Law-experts have said President Joyce Banda can stand as a witness in court following the absence of a law that gives her immunity.
Former Justice Minister Ralph Kasambara, charged with attempt murder of Budget Director Paul Mphwiyo, told Lilongwe Magistrate Court on Monday that he would want President Banda to testify in court as witness in the matter.
Kasambara, one of the country’s prominent lawyers and a senior counsel (SC), submitted to court that he would want in the witness dock President Banda, a State House official Cecilia Kumpukwe (a sister to President Banda), Minister of Information Brown Mpinganjira, ruling People’s Party spokesman Hophmally Makande and Prophet Elias of Machinjiri.
In separate interviews with Nyasa Times, law-experts and analysts Justin Dzonzi and John Gift Mwakhwawa said President Banda enjoys no protection from being drawn to court as a witness.
Lawyer Dzonzi argued that in the absence of the law, President Banda could stand as a witness in Kasambara’s case.
Dzonzi said: “To my knowledge, there is no law that bars her from testifying in court, therefore she can be loped in as a witness and considering the nature of current -a criminal case- she might be forced to testify.

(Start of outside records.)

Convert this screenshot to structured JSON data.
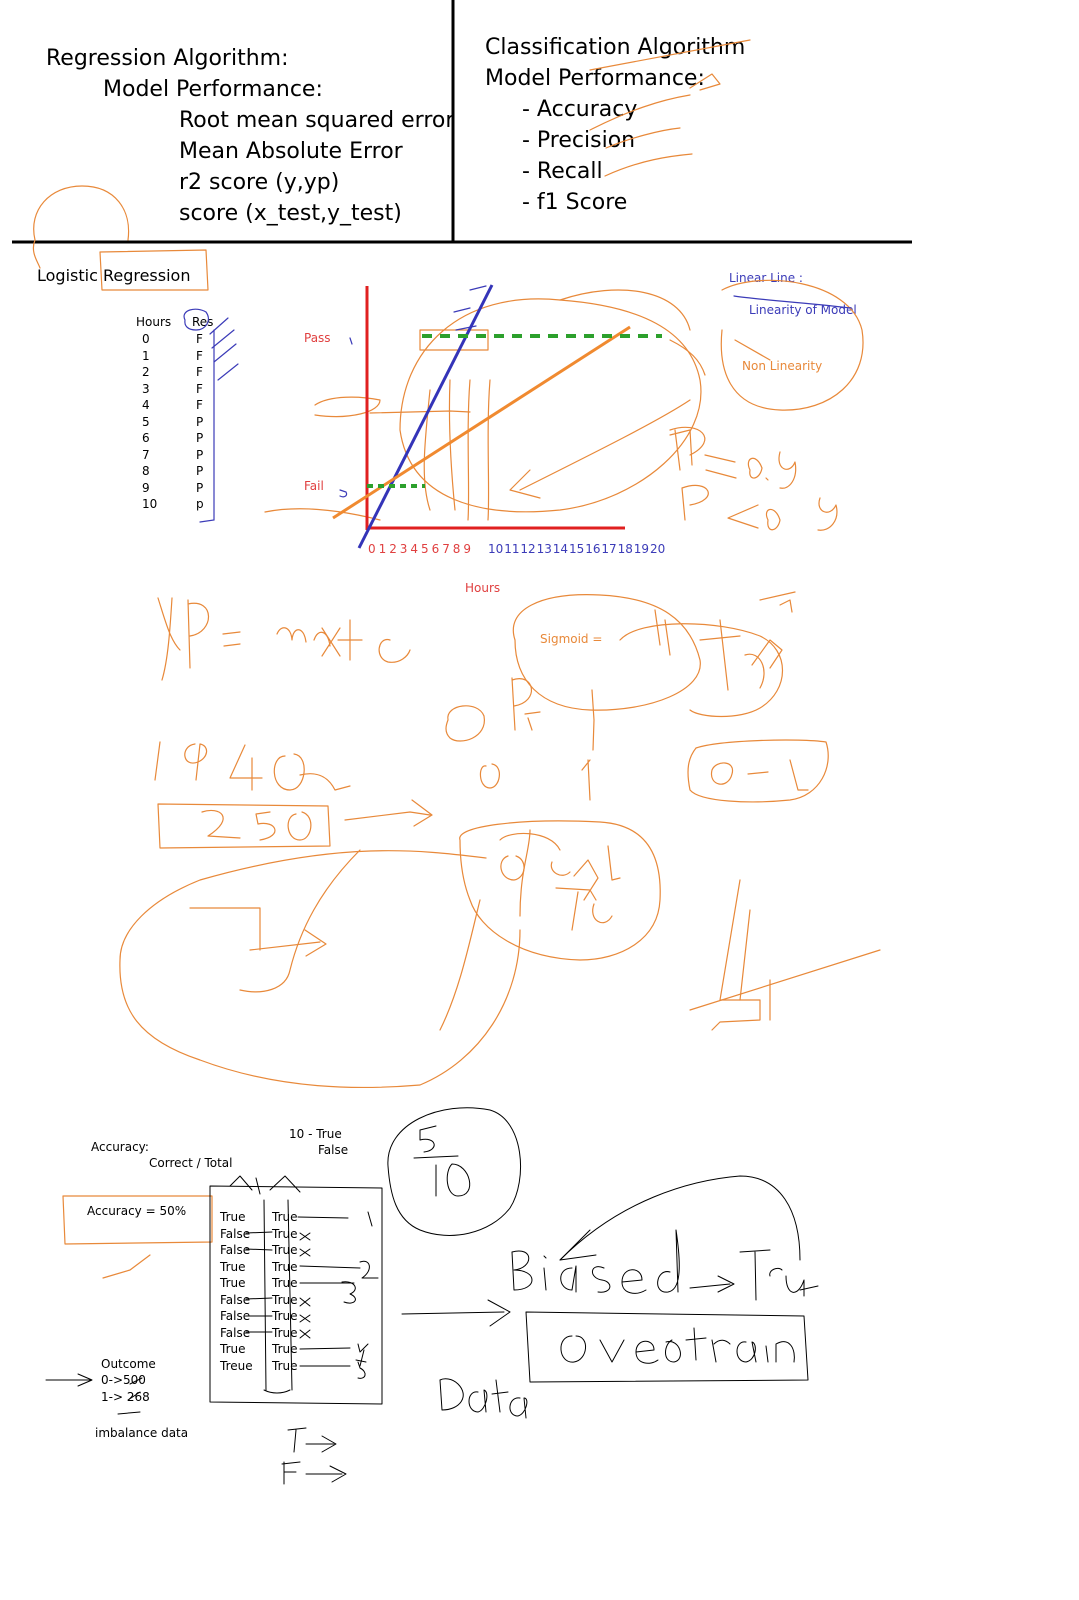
{
  "regression": {
    "title": "Regression Algorithm:",
    "subtitle": "Model Performance:",
    "metrics": [
      "Root mean squared error",
      "Mean Absolute Error",
      "r2 score (y,yp)",
      "score (x_test,y_test)"
    ]
  },
  "classification": {
    "title": "Classification Algorithm",
    "subtitle": "Model Performance:",
    "metrics": [
      "- Accuracy",
      "- Precision",
      "- Recall",
      "- f1 Score"
    ]
  },
  "logistic": {
    "title": "Logistic Regression",
    "table_headers": [
      "Hours",
      "Res"
    ],
    "hours": [
      "0",
      "1",
      "2",
      "3",
      "4",
      "5",
      "6",
      "7",
      "8",
      "9",
      "10"
    ],
    "res": [
      "F",
      "F",
      "F",
      "F",
      "F",
      "P",
      "P",
      "P",
      "P",
      "P",
      "p"
    ]
  },
  "chart": {
    "pass_label": "Pass",
    "fail_label": "Fail",
    "xlabel": "Hours",
    "ticks": [
      "0",
      "1",
      "2",
      "3",
      "4",
      "5",
      "6",
      "7",
      "8",
      "9",
      "10",
      "11",
      "12",
      "13",
      "14",
      "15",
      "16",
      "17",
      "18",
      "19",
      "20"
    ]
  },
  "notes": {
    "linear_line": "Linear Line :",
    "linearity_of_model": "Linearity of Model",
    "non_linearity": "Non Linearity",
    "sigmoid": "Sigmoid  ="
  },
  "accuracy": {
    "title": "Accuracy:",
    "formula": "Correct / Total",
    "result": "Accuracy = 50%",
    "ten_line1": "10 -  True",
    "ten_line2": "False",
    "predicted": [
      "True",
      "False",
      "False",
      "True",
      "True",
      "False",
      "False",
      "False",
      "True",
      "Treue"
    ],
    "actual": [
      "True",
      "True",
      "True",
      "True",
      "True",
      "True",
      "True",
      "True",
      "True",
      "True"
    ],
    "outcome_title": "Outcome",
    "outcome_0": "0->500",
    "outcome_1": "1-> 268",
    "imbalance": "imbalance data"
  },
  "colors": {
    "ink_orange": "#e8893a",
    "ink_blue": "#3b3bb8",
    "axis_red": "#e02020",
    "dash_green": "#2ca02c",
    "label_red": "#e04040"
  }
}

But she can’t be prosecuted as she is immune to that”.
The renowned human rights activist and law-expert was however quick to point out that President Banda might become a witness depending on the prominence of her testimony.
“I think for her to stand in court it will depend on how critical her testimony in the case is. If it is not all that important or is of no significance to the case, she might choose not to testify,” added Dzonzi.
And Mwakhwawa said President Banda would be considered as a witness to Kasambara’s case following her public remarks in which she alleged to have knowledge of those who were responsible for the shooting of Mphwiyo.
Mwakhwawa said: “The President can be called to court or subpoenaed as a witness to a case in any court, she is not protected by any law from not doing so. And if we are to talk of current case of Mr. Kasambara, she is a prime witness”.
Mwakhwawa said President Banda’s public comments about those who shot Mphwiyo indicates that she have knowledge and information important to the case.
“If she could make such statement to the public, then she can as well be drawn to make it under oath,” he added.
Former presidential legal advisor Allan Ntata told Nyasa Times from England where he is teaching at a university that a Malawian Head of State can be subpoenaed as a witness in a criminal case.
“The President is not immune to orders of the court concerning rights and duties under the constitution,” he said.
Malawi Law Society (MLS) president Mandala Mambulasa also said the fact that the Office of the President enjoys immunity from prosecution does not prevent the office bearer from testifying in court.
Section 91 (1) of the Constitution says a President may not be sued in any civil proceedings but he/she shall not be immune to orders of the courts concerning rights and duties.
And Section 91 (2) says: “No person holding the office of President shall be charged with any criminal offence in any court during his [or her] term of office, except where he or she has been charged with an offence on impeachment.”
But University of Malawi’s Chancellor College Associate Professor, Mustapha Hussein was of different view, saying being a Head of State, Banda cannot testify in court.
Hussein said despite the absence of the law to give her immunity, but the virtue of being a President of a country, Banda was protected from being a witness in any court of law.
“Incumbent President cannot be drawn to court to give testimony to anybody. Though there is no law giving her immunity, but the position she is holding offers her that protection. Remember she is immune from prosecution and that can be extended to bar her from standing in a witness dock,” Hussein explained.
Hussein, a political analyst, said there should be a way of obtaining information from President Banda that could be used in court rather than allowing her physically testifying.
“There are people like the Attorney General who could stand in place of incumbent president. But I don’t think it is befitting for a president of a country to physically testifying in court considering the nature of her office. She can only do that once she is out of office,” he said.
Asked to comment on the matter Presidential Press Secretary Steven Nhlane said President Banda “has heard about the statement, she is surprised and shocked with it. But since the matter is in court, the President will not say anything more than this.”
Meanwhile, analysts say there is already a precedent when Bakilli Muluzi while serving as the President of Malawi, became the first leader in his country’s history to testify before a court of law in 2003.
He appeared before the Lilongwe Magistrate Courts as state witness in a case involving the then main opposition Malawi Congress Party president Gwanda Chakuamba and his personal secretary Grace Mhango who were charged with forging the president’s signature.
The presidential testimony, which took more than three hours, was intensive with tempers sometimes frayed.
Muluzi told journalists that time that as citizen number one, he came to court to show that he respects the rule of law.
With reference to the grilling he had received, Muluzi jokingly said: “As lawyers do, they had a field day today but I enjoyed it.”
President Banda has said the shooting of the budget director was linked to his efforts to fight corruption.
Kasambara, who is ruing PP’s director of legal affairs, has been charged with attempted murder of Mphwiyo.
He has no yet entered a plea. –(Additional reporting by Thom Chiumia, Nyasa Times)Follow and Subscribe Nyasa TV :